I have been a bit off the webosphere radar lately. And ironically, it’s because I’ve been busy organizing the various outlets I am using to increase my internet presence. Website, blog, Facebook, Twitter, GoodReads…. You know, I know I’m not the first person to say this–it’s one of the blogging topics du jour–but the demands of social media to promote yourself as a writer (or artist, or any other creative type) interfere Big Time with the actual creative process.
Yesterday, my plan was to spend the day working on the second-to-last chapter of the current draft of my new novel. I want it done by the end of the month. Instead, I found myself on my WordPress mirror blog (yes, I have a mirror blog) playing with themes and features. I’m trying to find the best design and layout for my public writer’s blog, in order to get the most out of having one.
But jeez, there is such a thing as too many options. And chipper support page explanations that miss the point of your question could make you pop a blood vessel. I ended up spinning my wheels trying something out, not being able to get it to work properly, and then struggling for an hour searching for documentation to help me out. Then lather, rinse, repeat for many of the other widgets and themes I wanted to try.
FYI, this is not my first day on the internet, or my first year, or my first blog. And I am a computer programmer for a living. This should not be this hard, or this time-consuming.
I suppose I could hire someone to redo my WordPress design for me, but since I am still working out my “concept” for it, I hesitate to do so. I stumbled into that quandary with my new website. I hired a professional designer/web hosting service precisely so they could design it and program it rather than me. But since I haven’t quite nailed down the exact way in which I want to market myself and my books, I fear that fuzziness will reflect itself in the design.
But it’s catch-22, because you want the website up, now, and you want to be updating Facebook and Twitter, now, and you want to be doing all the things that enable social media to help you, now. You can’t wait until your marketing concept has finally, completely gelled. You can’t wait until you’ve figured out the most effective way to use Facebook, or Twitter. You can’t wait until you’ve learned all the tricks that could help you design a snazzy, effective blog.

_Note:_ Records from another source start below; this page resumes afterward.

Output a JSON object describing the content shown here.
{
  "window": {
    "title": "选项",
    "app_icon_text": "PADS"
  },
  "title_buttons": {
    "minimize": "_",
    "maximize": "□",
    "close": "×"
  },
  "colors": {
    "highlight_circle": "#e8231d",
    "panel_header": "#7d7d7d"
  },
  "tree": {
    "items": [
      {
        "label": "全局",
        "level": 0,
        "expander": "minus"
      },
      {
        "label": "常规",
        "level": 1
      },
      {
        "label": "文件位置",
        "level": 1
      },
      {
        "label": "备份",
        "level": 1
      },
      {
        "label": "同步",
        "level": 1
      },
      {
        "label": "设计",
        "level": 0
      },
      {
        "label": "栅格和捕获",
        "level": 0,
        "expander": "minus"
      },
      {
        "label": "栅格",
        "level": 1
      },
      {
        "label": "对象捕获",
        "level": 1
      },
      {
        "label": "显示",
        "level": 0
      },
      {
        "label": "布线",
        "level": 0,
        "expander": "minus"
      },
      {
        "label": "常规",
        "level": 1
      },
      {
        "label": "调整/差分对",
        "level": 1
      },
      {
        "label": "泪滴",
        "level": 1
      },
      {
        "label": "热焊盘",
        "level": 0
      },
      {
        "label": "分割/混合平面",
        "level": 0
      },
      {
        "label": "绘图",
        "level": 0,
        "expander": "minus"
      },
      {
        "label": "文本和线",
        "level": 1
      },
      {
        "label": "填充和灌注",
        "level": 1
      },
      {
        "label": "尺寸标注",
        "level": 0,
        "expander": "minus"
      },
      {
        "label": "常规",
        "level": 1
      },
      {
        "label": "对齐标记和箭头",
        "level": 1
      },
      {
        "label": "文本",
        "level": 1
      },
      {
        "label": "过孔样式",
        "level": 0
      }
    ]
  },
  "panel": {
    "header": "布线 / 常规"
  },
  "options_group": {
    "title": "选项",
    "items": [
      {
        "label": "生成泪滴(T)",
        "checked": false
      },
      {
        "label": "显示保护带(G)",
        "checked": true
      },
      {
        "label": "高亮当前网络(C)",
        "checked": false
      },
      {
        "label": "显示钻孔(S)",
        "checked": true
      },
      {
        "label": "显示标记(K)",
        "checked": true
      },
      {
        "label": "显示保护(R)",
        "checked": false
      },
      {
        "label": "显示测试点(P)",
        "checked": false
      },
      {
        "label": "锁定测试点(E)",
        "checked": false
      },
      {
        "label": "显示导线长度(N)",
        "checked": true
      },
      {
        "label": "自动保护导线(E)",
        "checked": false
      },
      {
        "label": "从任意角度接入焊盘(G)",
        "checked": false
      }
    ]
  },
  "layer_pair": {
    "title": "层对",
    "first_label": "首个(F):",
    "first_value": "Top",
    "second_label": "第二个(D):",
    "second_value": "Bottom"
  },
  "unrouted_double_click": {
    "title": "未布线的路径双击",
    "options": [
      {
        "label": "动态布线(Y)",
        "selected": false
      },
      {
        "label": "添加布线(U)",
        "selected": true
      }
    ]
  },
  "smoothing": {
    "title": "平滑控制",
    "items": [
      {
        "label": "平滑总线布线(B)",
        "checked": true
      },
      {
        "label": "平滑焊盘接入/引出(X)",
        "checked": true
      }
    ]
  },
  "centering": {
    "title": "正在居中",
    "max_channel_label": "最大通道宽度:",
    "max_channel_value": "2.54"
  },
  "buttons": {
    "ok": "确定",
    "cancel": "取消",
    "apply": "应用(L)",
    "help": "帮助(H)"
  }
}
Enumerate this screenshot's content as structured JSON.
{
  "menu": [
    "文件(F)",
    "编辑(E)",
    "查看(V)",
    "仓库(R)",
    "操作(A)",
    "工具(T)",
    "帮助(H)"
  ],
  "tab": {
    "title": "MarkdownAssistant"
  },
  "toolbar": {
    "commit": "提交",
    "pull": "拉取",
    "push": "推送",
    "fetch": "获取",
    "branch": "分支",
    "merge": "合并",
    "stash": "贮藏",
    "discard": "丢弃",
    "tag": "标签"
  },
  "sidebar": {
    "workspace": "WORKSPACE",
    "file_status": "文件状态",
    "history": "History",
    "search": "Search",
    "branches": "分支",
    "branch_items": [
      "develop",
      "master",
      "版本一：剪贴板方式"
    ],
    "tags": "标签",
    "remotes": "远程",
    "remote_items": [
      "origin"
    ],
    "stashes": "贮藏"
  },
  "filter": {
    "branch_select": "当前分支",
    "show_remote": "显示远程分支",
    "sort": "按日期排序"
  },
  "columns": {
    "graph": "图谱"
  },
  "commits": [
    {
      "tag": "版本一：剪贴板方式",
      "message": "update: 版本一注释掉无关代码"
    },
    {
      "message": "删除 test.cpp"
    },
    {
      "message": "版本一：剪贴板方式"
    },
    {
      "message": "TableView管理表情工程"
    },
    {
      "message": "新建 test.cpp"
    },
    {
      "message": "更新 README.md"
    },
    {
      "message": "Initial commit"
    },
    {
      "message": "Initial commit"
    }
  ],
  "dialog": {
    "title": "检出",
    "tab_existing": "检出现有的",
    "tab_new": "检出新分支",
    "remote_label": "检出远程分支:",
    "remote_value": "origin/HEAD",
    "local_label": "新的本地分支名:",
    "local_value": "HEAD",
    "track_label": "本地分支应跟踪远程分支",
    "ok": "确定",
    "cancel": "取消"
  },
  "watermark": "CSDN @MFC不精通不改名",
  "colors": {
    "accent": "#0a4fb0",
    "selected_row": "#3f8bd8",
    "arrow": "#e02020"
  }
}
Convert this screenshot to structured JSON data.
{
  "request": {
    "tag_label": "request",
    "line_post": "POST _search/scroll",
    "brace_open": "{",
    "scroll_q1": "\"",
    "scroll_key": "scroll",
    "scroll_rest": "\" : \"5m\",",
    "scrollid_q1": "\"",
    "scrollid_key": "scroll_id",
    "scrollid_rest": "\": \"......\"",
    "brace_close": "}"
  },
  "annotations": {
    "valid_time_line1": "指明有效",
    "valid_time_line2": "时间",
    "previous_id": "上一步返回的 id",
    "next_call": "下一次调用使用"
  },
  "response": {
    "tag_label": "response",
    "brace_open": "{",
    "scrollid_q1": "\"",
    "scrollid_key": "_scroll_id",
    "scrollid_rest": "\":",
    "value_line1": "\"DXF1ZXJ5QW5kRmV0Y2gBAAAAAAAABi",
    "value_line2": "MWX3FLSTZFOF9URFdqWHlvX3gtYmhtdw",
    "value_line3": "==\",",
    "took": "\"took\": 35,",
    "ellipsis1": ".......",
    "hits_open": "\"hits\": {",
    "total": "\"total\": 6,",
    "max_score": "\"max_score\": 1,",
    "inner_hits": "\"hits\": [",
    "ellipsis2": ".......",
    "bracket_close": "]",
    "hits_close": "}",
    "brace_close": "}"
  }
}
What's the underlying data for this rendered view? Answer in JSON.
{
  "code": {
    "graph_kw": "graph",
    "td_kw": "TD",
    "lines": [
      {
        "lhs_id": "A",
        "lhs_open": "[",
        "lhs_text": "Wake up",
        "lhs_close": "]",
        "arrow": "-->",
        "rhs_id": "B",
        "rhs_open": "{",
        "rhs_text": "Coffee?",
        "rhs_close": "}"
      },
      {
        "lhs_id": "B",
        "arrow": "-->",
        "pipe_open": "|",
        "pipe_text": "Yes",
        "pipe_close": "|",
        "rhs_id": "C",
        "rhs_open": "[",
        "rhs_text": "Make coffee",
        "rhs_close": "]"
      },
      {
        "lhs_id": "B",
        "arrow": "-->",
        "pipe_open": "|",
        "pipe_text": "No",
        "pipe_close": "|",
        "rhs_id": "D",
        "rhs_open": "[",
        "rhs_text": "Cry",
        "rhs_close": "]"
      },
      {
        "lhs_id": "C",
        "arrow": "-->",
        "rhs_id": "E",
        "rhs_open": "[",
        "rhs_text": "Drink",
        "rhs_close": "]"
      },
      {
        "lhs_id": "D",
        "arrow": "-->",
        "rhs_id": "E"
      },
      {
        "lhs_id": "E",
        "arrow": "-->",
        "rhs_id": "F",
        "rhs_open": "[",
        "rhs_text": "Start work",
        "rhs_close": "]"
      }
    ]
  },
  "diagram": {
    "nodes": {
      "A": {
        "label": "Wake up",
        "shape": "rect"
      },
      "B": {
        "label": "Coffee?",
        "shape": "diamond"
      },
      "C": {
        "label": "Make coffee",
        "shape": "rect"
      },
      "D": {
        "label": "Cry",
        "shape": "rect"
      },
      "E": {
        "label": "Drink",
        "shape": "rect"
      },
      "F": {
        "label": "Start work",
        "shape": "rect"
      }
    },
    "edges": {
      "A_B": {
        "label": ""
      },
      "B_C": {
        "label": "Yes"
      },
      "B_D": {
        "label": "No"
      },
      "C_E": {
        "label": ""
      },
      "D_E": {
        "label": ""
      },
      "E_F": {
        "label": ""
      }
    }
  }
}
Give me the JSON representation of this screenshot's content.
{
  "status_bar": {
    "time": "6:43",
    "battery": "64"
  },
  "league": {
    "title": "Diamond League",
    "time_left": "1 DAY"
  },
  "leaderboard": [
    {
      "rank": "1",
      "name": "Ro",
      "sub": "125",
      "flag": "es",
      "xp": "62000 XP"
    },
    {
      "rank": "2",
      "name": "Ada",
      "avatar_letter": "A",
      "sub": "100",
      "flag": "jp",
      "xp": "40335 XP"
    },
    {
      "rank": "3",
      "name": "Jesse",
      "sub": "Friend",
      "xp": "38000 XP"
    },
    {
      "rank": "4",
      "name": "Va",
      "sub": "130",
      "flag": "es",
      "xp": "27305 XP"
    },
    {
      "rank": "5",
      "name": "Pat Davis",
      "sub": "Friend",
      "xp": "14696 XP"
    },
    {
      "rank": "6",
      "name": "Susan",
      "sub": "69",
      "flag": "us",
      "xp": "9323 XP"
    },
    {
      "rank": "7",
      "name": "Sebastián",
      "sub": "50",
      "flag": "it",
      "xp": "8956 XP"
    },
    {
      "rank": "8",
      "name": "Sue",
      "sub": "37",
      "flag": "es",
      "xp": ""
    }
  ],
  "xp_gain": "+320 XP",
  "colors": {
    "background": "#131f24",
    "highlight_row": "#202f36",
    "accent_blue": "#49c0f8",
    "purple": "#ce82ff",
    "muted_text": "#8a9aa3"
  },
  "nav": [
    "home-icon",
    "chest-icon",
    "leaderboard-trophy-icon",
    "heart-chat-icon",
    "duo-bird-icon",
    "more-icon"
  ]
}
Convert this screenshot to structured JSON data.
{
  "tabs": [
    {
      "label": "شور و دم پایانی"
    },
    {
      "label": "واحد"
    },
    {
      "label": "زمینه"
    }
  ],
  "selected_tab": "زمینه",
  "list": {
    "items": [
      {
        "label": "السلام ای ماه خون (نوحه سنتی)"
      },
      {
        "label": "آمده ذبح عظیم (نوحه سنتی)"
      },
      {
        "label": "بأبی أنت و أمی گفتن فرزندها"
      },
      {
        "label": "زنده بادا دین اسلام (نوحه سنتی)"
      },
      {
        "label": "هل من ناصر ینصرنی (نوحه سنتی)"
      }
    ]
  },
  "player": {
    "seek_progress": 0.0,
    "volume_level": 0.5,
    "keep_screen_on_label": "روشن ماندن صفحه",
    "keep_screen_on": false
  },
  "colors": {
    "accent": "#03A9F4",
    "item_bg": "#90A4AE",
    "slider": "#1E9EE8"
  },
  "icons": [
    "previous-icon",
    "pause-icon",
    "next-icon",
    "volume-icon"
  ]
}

Everything has to evolve over time. Because that’s the only way you can also find time to write fiction. And that’s really hard for obsessive-compulsive perfectionists like myself to wrap their over-firing neurons around.